INFORMATION GIVEN START

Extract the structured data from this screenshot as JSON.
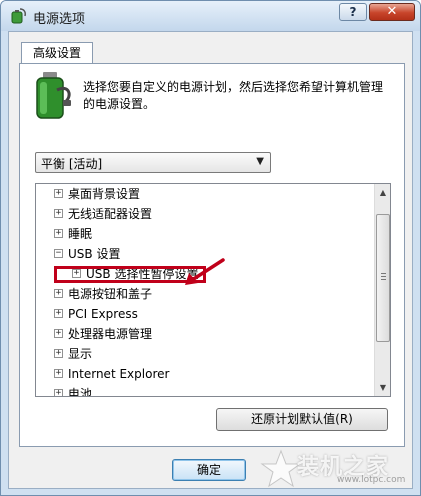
{
  "window": {
    "title": "电源选项",
    "help_label": "?",
    "close_label": "✕"
  },
  "tab": {
    "label": "高级设置"
  },
  "description": "选择您要自定义的电源计划，然后选择您希望计算机管理的电源设置。",
  "plan_dropdown": {
    "selected": "平衡 [活动]",
    "arrow": "▼"
  },
  "tree": {
    "items": [
      {
        "expander": "+",
        "label": "桌面背景设置"
      },
      {
        "expander": "+",
        "label": "无线适配器设置"
      },
      {
        "expander": "+",
        "label": "睡眠"
      },
      {
        "expander": "−",
        "label": "USB 设置"
      },
      {
        "expander": "+",
        "label": "USB 选择性暂停设置"
      },
      {
        "expander": "+",
        "label": "电源按钮和盖子"
      },
      {
        "expander": "+",
        "label": "PCI Express"
      },
      {
        "expander": "+",
        "label": "处理器电源管理"
      },
      {
        "expander": "+",
        "label": "显示"
      },
      {
        "expander": "+",
        "label": "Internet Explorer"
      },
      {
        "expander": "+",
        "label": "电池"
      }
    ],
    "scroll_up": "▲",
    "scroll_down": "▼"
  },
  "buttons": {
    "restore_label": "还原计划默认值(R)",
    "ok_label": "确定"
  },
  "watermark": {
    "brand": "装机之家",
    "url": "www.lotpc.com"
  },
  "colors": {
    "highlight": "#c0001a",
    "titlebar": "#c3d7ec"
  }
}
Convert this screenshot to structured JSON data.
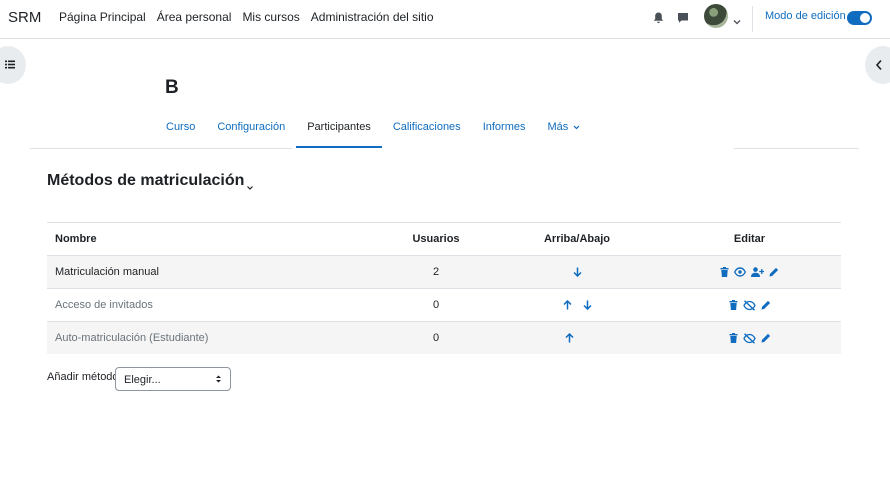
{
  "navbar": {
    "brand": "SRM",
    "links": [
      "Página Principal",
      "Área personal",
      "Mis cursos",
      "Administración del sitio"
    ],
    "edit_mode_label": "Modo de edición"
  },
  "course": {
    "title": "B",
    "tabs": [
      "Curso",
      "Configuración",
      "Participantes",
      "Calificaciones",
      "Informes",
      "Más"
    ]
  },
  "page": {
    "heading": "Métodos de matriculación"
  },
  "table": {
    "headers": [
      "Nombre",
      "Usuarios",
      "Arriba/Abajo",
      "Editar"
    ],
    "rows": [
      {
        "name": "Matriculación manual",
        "users": "2"
      },
      {
        "name": "Acceso de invitados",
        "users": "0"
      },
      {
        "name": "Auto-matriculación (Estudiante)",
        "users": "0"
      }
    ]
  },
  "add_method": {
    "label": "Añadir método",
    "selected": "Elegir..."
  },
  "colors": {
    "accent": "#0f6cbf",
    "text": "#1d2125",
    "muted": "#6a737b"
  }
}
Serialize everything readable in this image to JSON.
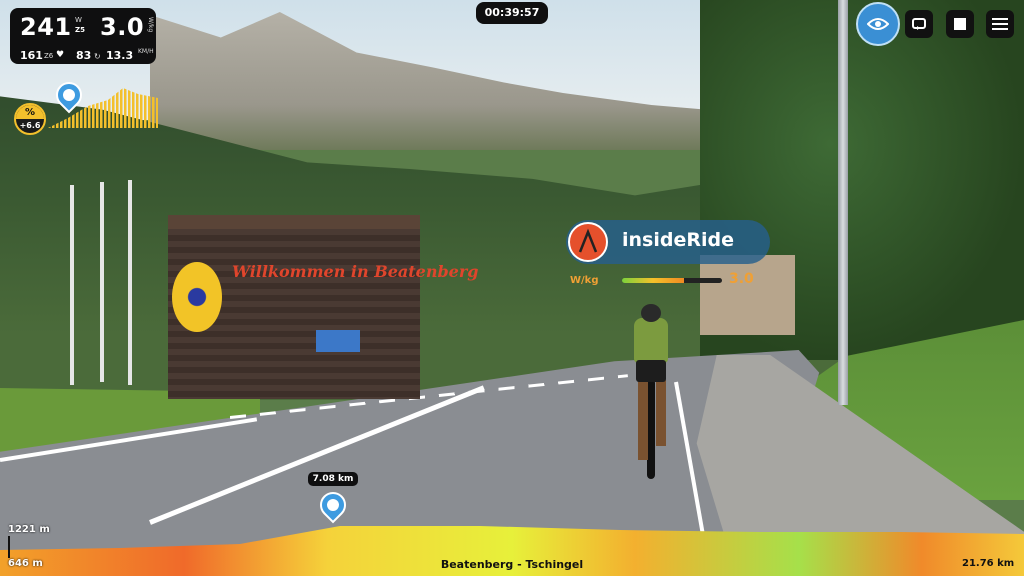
{
  "stats": {
    "power": "241",
    "power_unit": "W",
    "zone_top": "Z5",
    "wkg": "3.0",
    "wkg_unit": "W/kg",
    "heart_rate": "161",
    "hr_zone": "Z6",
    "cadence": "83",
    "speed": "13.3",
    "speed_unit": "KM/H"
  },
  "grade": {
    "symbol": "%",
    "value": "+6.6"
  },
  "timer": "00:39:57",
  "banner": {
    "brand": "insideRide",
    "metric_label": "W/kg",
    "metric_value": "3.0",
    "metric_fraction": 0.62
  },
  "distance_marker": "7.08 km",
  "profile": {
    "max_elevation": "1221 m",
    "min_elevation": "646 m",
    "route_name": "Beatenberg - Tschingel",
    "total_distance": "21.76 km"
  },
  "scene": {
    "building_sign": "Willkommen in Beatenberg"
  },
  "icons": {
    "view": "eye-icon",
    "camera": "camera-switch-icon",
    "stop": "stop-icon",
    "menu": "menu-icon"
  },
  "colors": {
    "accent": "#3a8fd4",
    "wkg": "#f0a034",
    "grade": "#f3c02c"
  }
}
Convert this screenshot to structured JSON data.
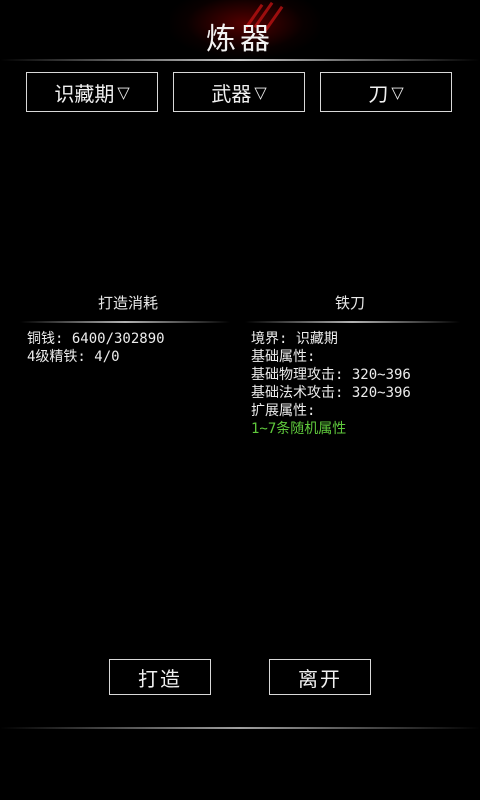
{
  "header": {
    "title": "炼器"
  },
  "filters": [
    {
      "label": "识藏期",
      "arrow": "▽"
    },
    {
      "label": "武器",
      "arrow": "▽"
    },
    {
      "label": "刀",
      "arrow": "▽"
    }
  ],
  "cost": {
    "title": "打造消耗",
    "lines": [
      "铜钱: 6400/302890",
      "4级精铁: 4/0"
    ]
  },
  "item": {
    "title": "铁刀",
    "lines": [
      "境界: 识藏期",
      "基础属性:",
      "基础物理攻击: 320~396",
      "基础法术攻击: 320~396",
      "扩展属性:"
    ],
    "random_attr": "1~7条随机属性"
  },
  "buttons": {
    "forge": "打造",
    "leave": "离开"
  },
  "colors": {
    "background": "#000000",
    "text": "#e8e8e8",
    "accent_green": "#5fc93c",
    "title_glow": "#960000"
  }
}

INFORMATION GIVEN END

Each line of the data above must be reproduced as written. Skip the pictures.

Extract the structured data from this screenshot as JSON.
{
  "window": {
    "title": "电源选项",
    "help_label": "?",
    "close_label": "✕"
  },
  "tab": {
    "label": "高级设置"
  },
  "description": "选择您要自定义的电源计划，然后选择您希望计算机管理的电源设置。",
  "plan_dropdown": {
    "selected": "平衡 [活动]",
    "arrow": "▼"
  },
  "tree": {
    "items": [
      {
        "expander": "+",
        "label": "桌面背景设置"
      },
      {
        "expander": "+",
        "label": "无线适配器设置"
      },
      {
        "expander": "+",
        "label": "睡眠"
      },
      {
        "expander": "−",
        "label": "USB 设置"
      },
      {
        "expander": "+",
        "label": "USB 选择性暂停设置"
      },
      {
        "expander": "+",
        "label": "电源按钮和盖子"
      },
      {
        "expander": "+",
        "label": "PCI Express"
      },
      {
        "expander": "+",
        "label": "处理器电源管理"
      },
      {
        "expander": "+",
        "label": "显示"
      },
      {
        "expander": "+",
        "label": "Internet Explorer"
      },
      {
        "expander": "+",
        "label": "电池"
      }
    ],
    "scroll_up": "▲",
    "scroll_down": "▼"
  },
  "buttons": {
    "restore_label": "还原计划默认值(R)",
    "ok_label": "确定"
  },
  "watermark": {
    "brand": "装机之家",
    "url": "www.lotpc.com"
  },
  "colors": {
    "highlight": "#c0001a",
    "titlebar": "#c3d7ec"
  }
}
Convert this screenshot to structured JSON data.
{
  "navbar": {
    "brand": "SRM",
    "links": [
      "Página Principal",
      "Área personal",
      "Mis cursos",
      "Administración del sitio"
    ],
    "edit_mode_label": "Modo de edición"
  },
  "course": {
    "title": "B",
    "tabs": [
      "Curso",
      "Configuración",
      "Participantes",
      "Calificaciones",
      "Informes",
      "Más"
    ]
  },
  "page": {
    "heading": "Métodos de matriculación"
  },
  "table": {
    "headers": [
      "Nombre",
      "Usuarios",
      "Arriba/Abajo",
      "Editar"
    ],
    "rows": [
      {
        "name": "Matriculación manual",
        "users": "2"
      },
      {
        "name": "Acceso de invitados",
        "users": "0"
      },
      {
        "name": "Auto-matriculación (Estudiante)",
        "users": "0"
      }
    ]
  },
  "add_method": {
    "label": "Añadir método",
    "selected": "Elegir..."
  },
  "colors": {
    "accent": "#0f6cbf",
    "text": "#1d2125",
    "muted": "#6a737b"
  }
}
Serialize everything readable in this image to JSON.
{
  "stats": {
    "power": "241",
    "power_unit": "W",
    "zone_top": "Z5",
    "wkg": "3.0",
    "wkg_unit": "W/kg",
    "heart_rate": "161",
    "hr_zone": "Z6",
    "cadence": "83",
    "speed": "13.3",
    "speed_unit": "KM/H"
  },
  "grade": {
    "symbol": "%",
    "value": "+6.6"
  },
  "timer": "00:39:57",
  "banner": {
    "brand": "insideRide",
    "metric_label": "W/kg",
    "metric_value": "3.0",
    "metric_fraction": 0.62
  },
  "distance_marker": "7.08 km",
  "profile": {
    "max_elevation": "1221 m",
    "min_elevation": "646 m",
    "route_name": "Beatenberg - Tschingel",
    "total_distance": "21.76 km"
  },
  "scene": {
    "building_sign": "Willkommen in Beatenberg"
  },
  "icons": {
    "view": "eye-icon",
    "camera": "camera-switch-icon",
    "stop": "stop-icon",
    "menu": "menu-icon"
  },
  "colors": {
    "accent": "#3a8fd4",
    "wkg": "#f0a034",
    "grade": "#f3c02c"
  }
}
Convert this screenshot to structured JSON data.
{
  "header": {
    "title": "炼器"
  },
  "filters": [
    {
      "label": "识藏期",
      "arrow": "▽"
    },
    {
      "label": "武器",
      "arrow": "▽"
    },
    {
      "label": "刀",
      "arrow": "▽"
    }
  ],
  "cost": {
    "title": "打造消耗",
    "lines": [
      "铜钱: 6400/302890",
      "4级精铁: 4/0"
    ]
  },
  "item": {
    "title": "铁刀",
    "lines": [
      "境界: 识藏期",
      "基础属性:",
      "基础物理攻击: 320~396",
      "基础法术攻击: 320~396",
      "扩展属性:"
    ],
    "random_attr": "1~7条随机属性"
  },
  "buttons": {
    "forge": "打造",
    "leave": "离开"
  },
  "colors": {
    "background": "#000000",
    "text": "#e8e8e8",
    "accent_green": "#5fc93c",
    "title_glow": "#960000"
  }
}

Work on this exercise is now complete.